**TASK INSTRUCTIONS**:
Retype each entry below exactly. Do not carry any image over.

**AVAILABLE DATA**:
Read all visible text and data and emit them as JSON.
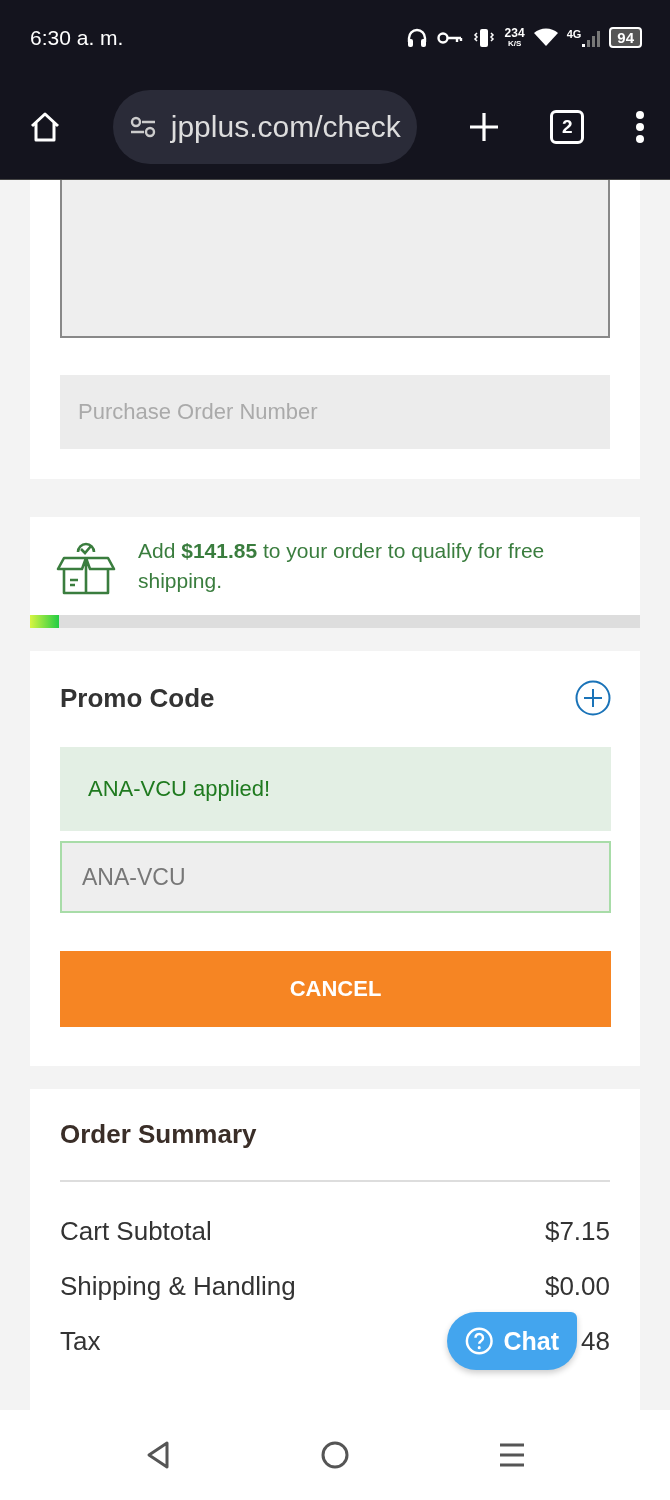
{
  "status_bar": {
    "time": "6:30 a. m.",
    "speed": "234",
    "speed_unit": "K/S",
    "network": "4G",
    "battery": "94"
  },
  "browser": {
    "url": "jpplus.com/check",
    "tab_count": "2"
  },
  "order_details": {
    "po_placeholder": "Purchase Order Number"
  },
  "free_shipping": {
    "message": "Add **$141.85** to your order to qualify for free shipping.",
    "level": 0.047
  },
  "promo": {
    "title": "Promo Code",
    "notice": "ANA-VCU applied!",
    "code": "ANA-VCU",
    "button": "CANCEL"
  },
  "summary": {
    "title": "Order Summary",
    "rows": [
      {
        "label": "Cart Subtotal",
        "value": "$7.15"
      },
      {
        "label": "Shipping & Handling",
        "value": "$0.00"
      },
      {
        "label": "Tax",
        "value": "48"
      }
    ]
  },
  "chat": {
    "label": "Chat"
  }
}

**RESULT BELOW**:
Read all visible text and data and emit them as JSON.
{
  "status_bar": {
    "time": "6:30 a. m.",
    "speed": "234",
    "speed_unit": "K/S",
    "network": "4G",
    "battery": "94"
  },
  "browser": {
    "url": "jpplus.com/check",
    "tab_count": "2"
  },
  "order_details": {
    "po_placeholder": "Purchase Order Number"
  },
  "free_shipping": {
    "message": "Add **$141.85** to your order to qualify for free shipping.",
    "level": 0.047
  },
  "promo": {
    "title": "Promo Code",
    "notice": "ANA-VCU applied!",
    "code": "ANA-VCU",
    "button": "CANCEL"
  },
  "summary": {
    "title": "Order Summary",
    "rows": [
      {
        "label": "Cart Subtotal",
        "value": "$7.15"
      },
      {
        "label": "Shipping & Handling",
        "value": "$0.00"
      },
      {
        "label": "Tax",
        "value": "48"
      }
    ]
  },
  "chat": {
    "label": "Chat"
  }
}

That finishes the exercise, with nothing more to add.